Well you must be storing those strings into Flash memory (using PROGMEM ?) to gain that kind of sketch size, as of course there is no way to store that much user data into SRAM. There is a bug I'm told in the current compiler as to how much data can be stored by PROGMEM, as if it crosses a certain address size it compiles OK but barfs at run time. I bet that is what you are working against. If so it's not a mega2650 problem, it's a AVR gcc compiler use of PROGMEM bug. I think I've heard it's been fixed in a new version of the AVR gcc compiler but the arduino IDE is serveral version behind for gcc and no solid indication that they plan on upgrading it any time soon?

I ran up against the same problem with a mega1280 board when PROGMEM stored arrays passed the 64K mark (I think), no compile error just not execution once loaded.

The following sketch is what I was playing with.
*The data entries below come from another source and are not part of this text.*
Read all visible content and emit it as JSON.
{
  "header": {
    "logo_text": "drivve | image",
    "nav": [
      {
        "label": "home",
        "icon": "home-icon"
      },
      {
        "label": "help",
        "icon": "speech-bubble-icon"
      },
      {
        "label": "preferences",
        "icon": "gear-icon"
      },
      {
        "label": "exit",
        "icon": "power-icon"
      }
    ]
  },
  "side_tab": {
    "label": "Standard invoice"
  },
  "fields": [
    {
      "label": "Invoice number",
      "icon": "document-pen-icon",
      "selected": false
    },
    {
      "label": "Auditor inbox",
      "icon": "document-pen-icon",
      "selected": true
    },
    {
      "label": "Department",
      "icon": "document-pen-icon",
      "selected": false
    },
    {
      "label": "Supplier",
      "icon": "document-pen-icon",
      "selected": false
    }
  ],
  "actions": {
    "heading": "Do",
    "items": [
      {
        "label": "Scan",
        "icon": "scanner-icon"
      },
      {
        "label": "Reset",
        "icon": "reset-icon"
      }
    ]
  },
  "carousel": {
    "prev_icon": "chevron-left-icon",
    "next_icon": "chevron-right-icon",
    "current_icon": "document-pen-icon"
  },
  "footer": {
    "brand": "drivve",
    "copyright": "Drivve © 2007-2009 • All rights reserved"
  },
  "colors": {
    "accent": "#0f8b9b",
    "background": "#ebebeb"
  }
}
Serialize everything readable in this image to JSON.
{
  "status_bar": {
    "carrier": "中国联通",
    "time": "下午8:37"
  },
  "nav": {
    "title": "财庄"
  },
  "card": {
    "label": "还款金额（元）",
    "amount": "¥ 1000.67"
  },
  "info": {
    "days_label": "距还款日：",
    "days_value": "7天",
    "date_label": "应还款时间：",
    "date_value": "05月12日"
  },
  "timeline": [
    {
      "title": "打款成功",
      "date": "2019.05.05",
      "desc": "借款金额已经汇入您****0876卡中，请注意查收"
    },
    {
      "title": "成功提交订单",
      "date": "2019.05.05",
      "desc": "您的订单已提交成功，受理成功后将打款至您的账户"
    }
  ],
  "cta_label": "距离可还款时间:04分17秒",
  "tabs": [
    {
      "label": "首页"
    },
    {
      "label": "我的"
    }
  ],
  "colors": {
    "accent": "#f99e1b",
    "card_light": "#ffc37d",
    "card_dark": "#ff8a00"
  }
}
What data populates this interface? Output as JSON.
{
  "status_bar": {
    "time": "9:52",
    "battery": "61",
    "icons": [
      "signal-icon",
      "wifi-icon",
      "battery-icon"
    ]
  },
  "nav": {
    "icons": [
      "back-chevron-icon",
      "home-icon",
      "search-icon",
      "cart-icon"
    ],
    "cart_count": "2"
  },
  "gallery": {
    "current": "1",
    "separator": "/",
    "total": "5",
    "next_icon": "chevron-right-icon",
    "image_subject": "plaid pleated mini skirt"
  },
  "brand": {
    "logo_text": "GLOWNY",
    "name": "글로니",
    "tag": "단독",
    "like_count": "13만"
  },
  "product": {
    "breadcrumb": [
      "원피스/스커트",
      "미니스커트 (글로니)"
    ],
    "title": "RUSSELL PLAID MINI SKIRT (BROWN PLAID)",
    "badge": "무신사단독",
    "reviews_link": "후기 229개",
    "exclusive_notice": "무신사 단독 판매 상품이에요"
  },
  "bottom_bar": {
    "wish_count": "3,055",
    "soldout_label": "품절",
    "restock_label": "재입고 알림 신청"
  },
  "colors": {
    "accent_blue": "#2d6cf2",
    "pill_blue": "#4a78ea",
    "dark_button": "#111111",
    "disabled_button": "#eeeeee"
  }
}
I can create a sketch to fill a 328 or a 644 chip to it's limit, but can't reach near maximum mem size for the 1280.

Code: [Select]

#include <avr/pgmspace.h>   //To store arrays into flash rather then SRAM
// Simple sketch to create large sketch sizes for testing purposes
/*
  Blink
  Turns on an LED on for one second, then off for one second, repeatedly.

  This example code is in the public domain.
*/

// Pin 13 has an LED connected on most Arduino boards.
// give it a name:
int led = 13;

/*
Make arraysize = to 1500 for 328P chip, 4000 for 1280P chip?,
3600 for 644P chip, xxxx for 1284P,  etc.
*/
const int arraysize= 1500;  // value to mostly fill avalible flash capacity

long myInts0[arraysize] PROGMEM = {};  //Store initilized array into flash memory
long myInts1[arraysize] PROGMEM = {};
long myInts2[arraysize] PROGMEM = {};
long myInts3[arraysize] PROGMEM = {};

// the setup routine runs once when you press reset:
void setup() {               
  // initialize the digital pin as an output.
  pinMode(led, OUTPUT);
  int i = random(0,arraysize);      // Work around any optimization for constant values
  Serial.print(myInts0[i]);         //  Access some random element so the array can't be optimized away.
  Serial.print(myInts1[i]);         //  Access some random element so the array can't be optimized away.
  Serial.print(myInts2[i]);         //  Access some random element so the array can't be optimized away.
  Serial.print(myInts3[i]);         //  Access some random element so the array can't be optimized away.
}

// the loop routine runs over and over again forever:
void loop() {
 
  digitalWrite(led, HIGH);   // turn the LED on (HIGH is the voltage level)
  delay(1000);               // wait for a second
  digitalWrite(led, LOW);    // turn the LED off by making the voltage LOW
  delay(1000);               // wait for a second
}


Lefty


Quote
Also: what OS are you using?


At work I am using Windows 8 64 bit and at home I'm using OSX 10.8.2

For the IDE, it's Arduino 1.0.3.  I'll bring this board to work tomorrow and try Nick's code there.

Thanks again for the help!

Nick - I didn't "start" with trying to upload new bootloaders...that was a move of desperation due to several other forum posts I read in my voyages that a faulty bootloader may be the problem.  Trust me, I am more than happy to not mess with that.  As for the programmer, my thought process was that since it bypassed the boot loader, and since the bootloader may be the culprit...that I might be able to upload a larger sketch by bypassing the "potentially" faulty bootloader.  

Thanks for the tip on the String class - it sucks to have to do a lot of that work with char * though...guess I'll dust off my "C++ in a nutshell" book :-)

Go Up